One of my closest friends in college was a 6'5" red headed Frenchman named Bruce. He was at one point a member of an organization called Clowns without Borders, and later went on to work for the World Bank. He is an interesting character to say the least. Between existential philosophy, economics classes and theater, Bruce spent his time in the kitchen of my dorm house, crying. These were not tears of sadness or tears of joy, they were straight up tears of FIRE!
Our shared love of hot sauce, coupled with the absolute blandness of East Coast "Mexican" food, drove us to engage in the obscure battle known as a Spice-Off. The rules go like this:
1. Pour as much hot sauce onto your plate as the food will absorb.
3. Lock stares. Hold until your eyes fill up with so much water that they start weeping. Noses are also running at this point.
4. First person to break stare and wipe eyes/nose loses.

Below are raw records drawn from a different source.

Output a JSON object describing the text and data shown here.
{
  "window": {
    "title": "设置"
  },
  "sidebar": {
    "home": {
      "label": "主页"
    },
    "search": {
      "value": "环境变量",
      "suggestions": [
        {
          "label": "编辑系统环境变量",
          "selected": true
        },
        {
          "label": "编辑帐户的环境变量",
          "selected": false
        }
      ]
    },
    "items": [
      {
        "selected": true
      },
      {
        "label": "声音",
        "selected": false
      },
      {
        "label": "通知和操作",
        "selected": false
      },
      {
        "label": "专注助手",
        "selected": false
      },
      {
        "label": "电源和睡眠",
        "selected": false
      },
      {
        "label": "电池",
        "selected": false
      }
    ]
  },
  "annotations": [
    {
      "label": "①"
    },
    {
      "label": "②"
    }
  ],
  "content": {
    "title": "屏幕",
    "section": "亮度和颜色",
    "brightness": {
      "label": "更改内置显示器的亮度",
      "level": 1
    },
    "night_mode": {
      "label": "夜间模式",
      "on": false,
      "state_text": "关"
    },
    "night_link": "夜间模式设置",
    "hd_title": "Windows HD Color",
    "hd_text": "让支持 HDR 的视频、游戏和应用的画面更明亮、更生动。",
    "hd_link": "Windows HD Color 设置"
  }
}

Slowly over time I developed a huge tolerance for hot peppers. This has served me well in professional kitchens where my cooks from the Yucatan kept a habanero perched on the side of their plate at lunch. Bite of habanero, bite of taco, back and forth casually and without breaking a sweat. I am not able to do that with as much grace, so I started making my own hot sauce. With piles of chiles of all sorts appearing at market in June, it's the best way to make use of their bounty.

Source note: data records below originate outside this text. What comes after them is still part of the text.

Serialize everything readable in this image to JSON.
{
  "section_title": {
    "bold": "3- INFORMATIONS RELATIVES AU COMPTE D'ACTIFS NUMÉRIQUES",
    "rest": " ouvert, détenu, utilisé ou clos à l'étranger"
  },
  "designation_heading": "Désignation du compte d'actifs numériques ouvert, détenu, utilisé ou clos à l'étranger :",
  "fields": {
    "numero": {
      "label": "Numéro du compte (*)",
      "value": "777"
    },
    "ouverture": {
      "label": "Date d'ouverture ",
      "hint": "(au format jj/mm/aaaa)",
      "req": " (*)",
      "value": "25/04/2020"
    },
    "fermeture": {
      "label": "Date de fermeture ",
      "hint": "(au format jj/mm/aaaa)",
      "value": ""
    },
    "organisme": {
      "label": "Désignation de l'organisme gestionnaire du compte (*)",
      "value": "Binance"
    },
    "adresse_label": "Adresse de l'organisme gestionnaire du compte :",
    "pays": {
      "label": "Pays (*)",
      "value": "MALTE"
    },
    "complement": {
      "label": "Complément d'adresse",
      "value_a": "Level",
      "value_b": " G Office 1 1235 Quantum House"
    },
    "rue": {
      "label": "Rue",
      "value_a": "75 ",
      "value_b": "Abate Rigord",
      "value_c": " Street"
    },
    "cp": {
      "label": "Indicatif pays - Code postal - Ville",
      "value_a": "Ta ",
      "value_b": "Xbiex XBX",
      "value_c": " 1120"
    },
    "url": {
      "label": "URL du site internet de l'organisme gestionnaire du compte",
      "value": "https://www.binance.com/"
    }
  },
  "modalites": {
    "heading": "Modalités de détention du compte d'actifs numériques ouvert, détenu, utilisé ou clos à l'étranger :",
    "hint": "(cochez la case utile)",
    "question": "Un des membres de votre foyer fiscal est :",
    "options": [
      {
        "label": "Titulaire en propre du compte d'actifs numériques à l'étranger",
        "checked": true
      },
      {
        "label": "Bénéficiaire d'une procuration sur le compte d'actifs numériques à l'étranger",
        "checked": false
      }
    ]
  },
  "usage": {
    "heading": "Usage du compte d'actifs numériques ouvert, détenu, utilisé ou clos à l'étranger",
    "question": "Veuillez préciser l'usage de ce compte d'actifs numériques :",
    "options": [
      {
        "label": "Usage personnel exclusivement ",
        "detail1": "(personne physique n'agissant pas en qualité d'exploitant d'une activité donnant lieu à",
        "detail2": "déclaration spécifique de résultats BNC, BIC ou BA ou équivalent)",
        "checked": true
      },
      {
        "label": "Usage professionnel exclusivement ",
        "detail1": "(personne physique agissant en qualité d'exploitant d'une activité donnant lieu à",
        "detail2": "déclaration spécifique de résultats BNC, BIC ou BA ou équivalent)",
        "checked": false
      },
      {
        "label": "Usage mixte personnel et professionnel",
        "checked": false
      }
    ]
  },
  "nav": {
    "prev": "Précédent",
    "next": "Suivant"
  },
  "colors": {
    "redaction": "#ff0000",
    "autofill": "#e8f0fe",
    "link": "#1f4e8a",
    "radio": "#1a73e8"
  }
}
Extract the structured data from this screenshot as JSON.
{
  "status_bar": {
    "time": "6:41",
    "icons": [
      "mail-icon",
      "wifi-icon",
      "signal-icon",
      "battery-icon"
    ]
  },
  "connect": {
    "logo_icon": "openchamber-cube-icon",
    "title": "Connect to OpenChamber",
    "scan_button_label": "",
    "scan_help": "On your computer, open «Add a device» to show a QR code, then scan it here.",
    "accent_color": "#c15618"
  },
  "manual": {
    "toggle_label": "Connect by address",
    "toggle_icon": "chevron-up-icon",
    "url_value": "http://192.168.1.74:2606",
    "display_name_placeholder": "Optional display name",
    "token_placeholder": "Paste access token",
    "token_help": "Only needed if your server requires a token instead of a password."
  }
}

I am rarely exact with my measurements, and never less so than with my hot sauce. The mix of peppers available is always different, and each batch comes out differently. Here is a basic recipe:

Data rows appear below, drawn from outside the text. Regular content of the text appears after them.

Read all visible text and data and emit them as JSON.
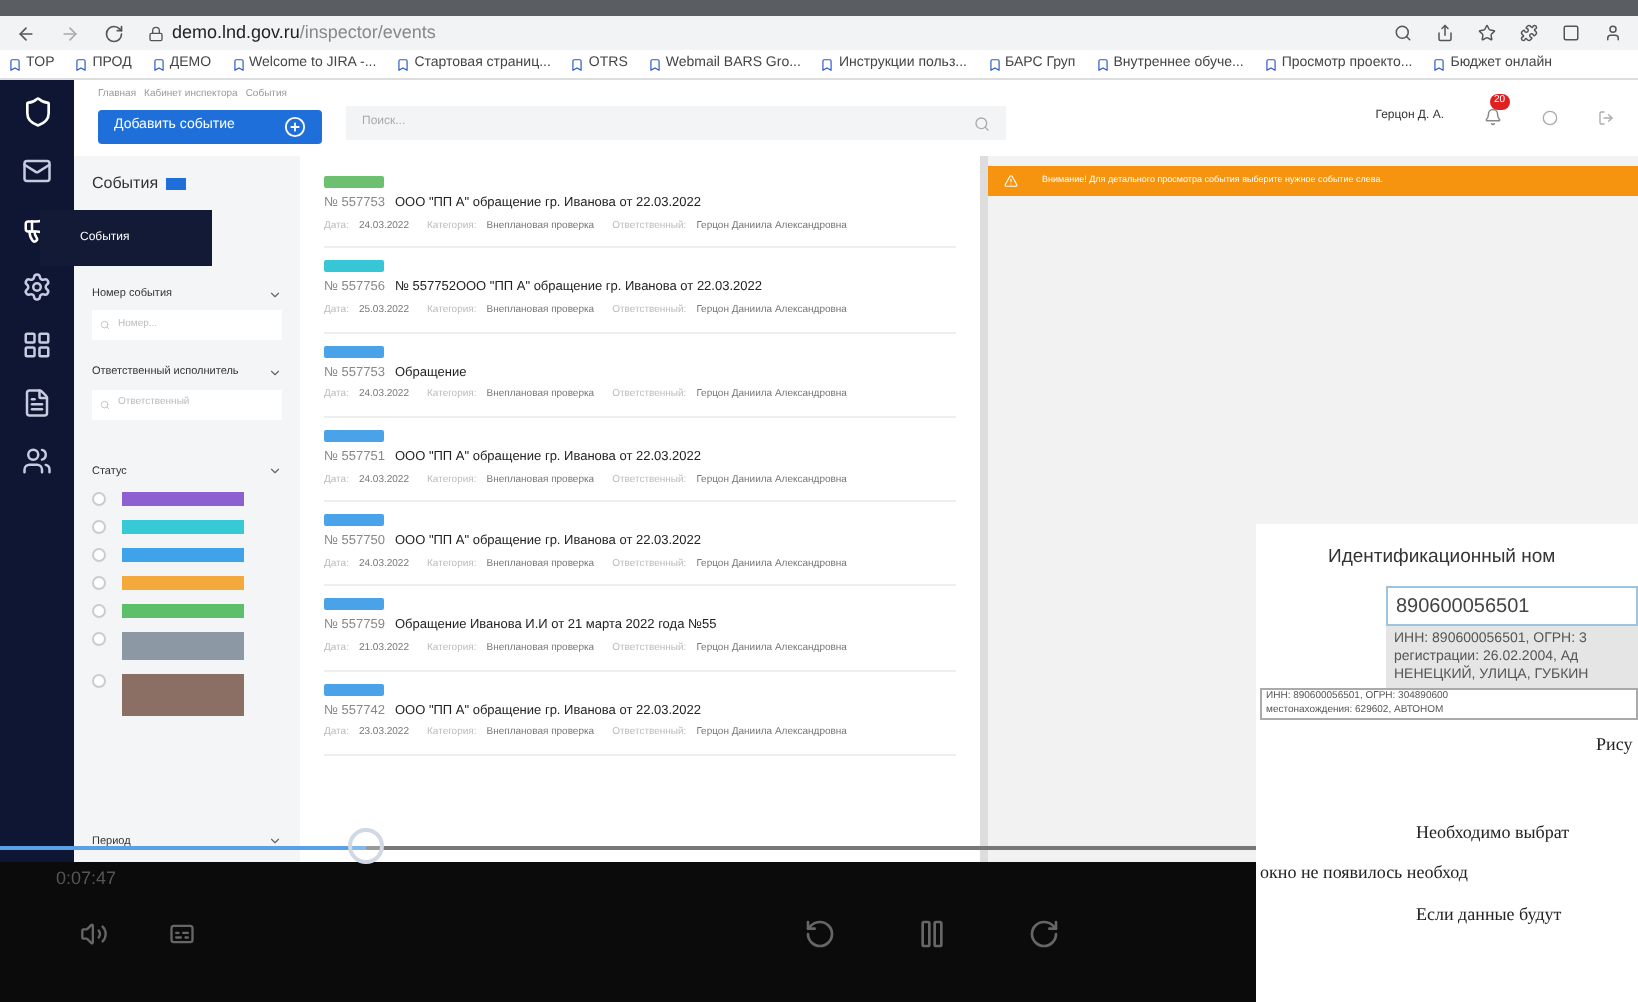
{
  "browser": {
    "url_host": "demo.lnd.gov.ru",
    "url_path": "/inspector/events",
    "bookmarks": [
      {
        "label": "TOP"
      },
      {
        "label": "ПРОД"
      },
      {
        "label": "ДЕМО"
      },
      {
        "label": "Welcome to JIRA -..."
      },
      {
        "label": "Стартовая страниц..."
      },
      {
        "label": "OTRS"
      },
      {
        "label": "Webmail BARS Gro..."
      },
      {
        "label": "Инструкции польз..."
      },
      {
        "label": "БАРС Груп"
      },
      {
        "label": "Внутреннее обуче..."
      },
      {
        "label": "Просмотр проекто..."
      },
      {
        "label": "Бюджет онлайн"
      }
    ]
  },
  "nav": {
    "tooltip": "События",
    "items": [
      {
        "kind": "mail",
        "selected": false
      },
      {
        "kind": "megaphone",
        "selected": true
      },
      {
        "kind": "gears",
        "selected": false
      },
      {
        "kind": "grid",
        "selected": false
      },
      {
        "kind": "document",
        "selected": false
      },
      {
        "kind": "people",
        "selected": false
      }
    ]
  },
  "header": {
    "breadcrumbs": [
      "Главная",
      "Кабинет инспектора",
      "События"
    ],
    "add_button": "Добавить событие",
    "search_placeholder": "Поиск...",
    "user": "Герцон Д. А.",
    "notifications": "20"
  },
  "filters": {
    "title": "События",
    "fields": [
      {
        "label": "Номер события",
        "placeholder": "Номер..."
      },
      {
        "label": "Ответственный исполнитель",
        "placeholder": "Ответственный"
      }
    ],
    "status_label": "Статус",
    "statuses": [
      {
        "color": "#8e5fd0",
        "checked": false,
        "kind": "short"
      },
      {
        "color": "#38c9d6",
        "checked": false,
        "kind": "short"
      },
      {
        "color": "#3fa3ec",
        "checked": false,
        "kind": "short"
      },
      {
        "color": "#f3a93b",
        "checked": false,
        "kind": "short"
      },
      {
        "color": "#5cbf6a",
        "checked": false,
        "kind": "short"
      },
      {
        "color": "#8c98a3",
        "checked": false,
        "kind": "medium"
      },
      {
        "color": "#8b6e64",
        "checked": false,
        "kind": "tall"
      }
    ],
    "next_label": "Период"
  },
  "events": [
    {
      "color": "#6cc070",
      "number": "№ 557753",
      "title": "ООО \"ПП А\" обращение гр. Иванова от 22.03.2022",
      "date_label": "Дата:",
      "date": "24.03.2022",
      "category_label": "Категория:",
      "category": "Внеплановая проверка",
      "responsible_label": "Ответственный:",
      "responsible": "Герцон Даниила Александровна"
    },
    {
      "color": "#37c6d6",
      "number": "№ 557756",
      "title": "№ 557752ООО \"ПП А\" обращение гр. Иванова от 22.03.2022",
      "date_label": "Дата:",
      "date": "25.03.2022",
      "category_label": "Категория:",
      "category": "Внеплановая проверка",
      "responsible_label": "Ответственный:",
      "responsible": "Герцон Даниила Александровна"
    },
    {
      "color": "#4aa3e8",
      "number": "№ 557753",
      "title": "Обращение",
      "date_label": "Дата:",
      "date": "24.03.2022",
      "category_label": "Категория:",
      "category": "Внеплановая проверка",
      "responsible_label": "Ответственный:",
      "responsible": "Герцон Даниила Александровна"
    },
    {
      "color": "#4aa3e8",
      "number": "№ 557751",
      "title": "ООО \"ПП А\" обращение гр. Иванова от 22.03.2022",
      "date_label": "Дата:",
      "date": "24.03.2022",
      "category_label": "Категория:",
      "category": "Внеплановая проверка",
      "responsible_label": "Ответственный:",
      "responsible": "Герцон Даниила Александровна"
    },
    {
      "color": "#4aa3e8",
      "number": "№ 557750",
      "title": "ООО \"ПП А\" обращение гр. Иванова от 22.03.2022",
      "date_label": "Дата:",
      "date": "24.03.2022",
      "category_label": "Категория:",
      "category": "Внеплановая проверка",
      "responsible_label": "Ответственный:",
      "responsible": "Герцон Даниила Александровна"
    },
    {
      "color": "#4aa3e8",
      "number": "№ 557759",
      "title": "Обращение Иванова И.И от 21 марта 2022 года №55",
      "date_label": "Дата:",
      "date": "21.03.2022",
      "category_label": "Категория:",
      "category": "Внеплановая проверка",
      "responsible_label": "Ответственный:",
      "responsible": "Герцон Даниила Александровна"
    },
    {
      "color": "#4aa3e8",
      "number": "№ 557742",
      "title": "ООО \"ПП А\" обращение гр. Иванова от 22.03.2022",
      "date_label": "Дата:",
      "date": "23.03.2022",
      "category_label": "Категория:",
      "category": "Внеплановая проверка",
      "responsible_label": "Ответственный:",
      "responsible": "Герцон Даниила Александровна"
    }
  ],
  "alert": "Внимание! Для детального просмотра события выберите нужное событие слева.",
  "player": {
    "time": "0:07:47",
    "level": 0.29
  },
  "document": {
    "label": "Идентификационный ном",
    "input": "890600056501",
    "suggestion": [
      "ИНН: 890600056501, ОГРН: 3",
      "регистрации: 26.02.2004, Ад",
      "НЕНЕЦКИЙ, УЛИЦА, ГУБКИН"
    ],
    "tooltip": [
      "ИНН: 890600056501, ОГРН: 304890600",
      "местонахождения: 629602, АВТОНОМ"
    ],
    "caption": "Рису",
    "paragraph": [
      "Необходимо выбрат",
      "окно не появилось необход",
      "Если данные будут"
    ]
  }
}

1. Make a mixed bag of 1# of hot chile peppers. I try to avoid anything green to get a brighter color. Long red and orange cayennes, habaneros, cherry bombs, and a few red jalapeños if they are available. Yesterday I saw a pile of sweet "Lunch Box" peppers and I threw a few of those in as well.
2. Stem the chiles and pulse them in a food processor. Put this mix, shown in the photo below, into a large container with a lid and salt liberally, using at least 3 TB of kosher salt. Leave covered on the counter for 1 day.
3. Make a brine. In a small pot combine water, vinegar, salt and sugar. It should be 3/4 parts water and 1/4 parts white or apple cider vinegar. Make enough to cover the chiles, approximately 3 cups of liquid. Add salt and sugar to the brine to taste. A good starting point would be:
3 cups water + 1 cup vinegar + 5 TB salt + 3 TB sugar
Taste and adjust! It should not be too strong, just enough so you can taste all of the elements.
4. Cool brine. Cover chiles with liquid (see photo). Continue to let sit out at room temperature for another 5 days. Check it after 3 days to make sure that the fermentation isn't going to quickly, especially if the weather is heating up outside. The mixture may have a few little bubbles in it, but don't let it get many more than that.
5. Puree chiles and liquid in a blender until smooth and most of the seeds are pureed. Taste. I often add more salt at this point. Salt helps cut heat as well, so if it is WAY too spicy this will help.
6. Bottle it, share it, pour it on and have a spice off!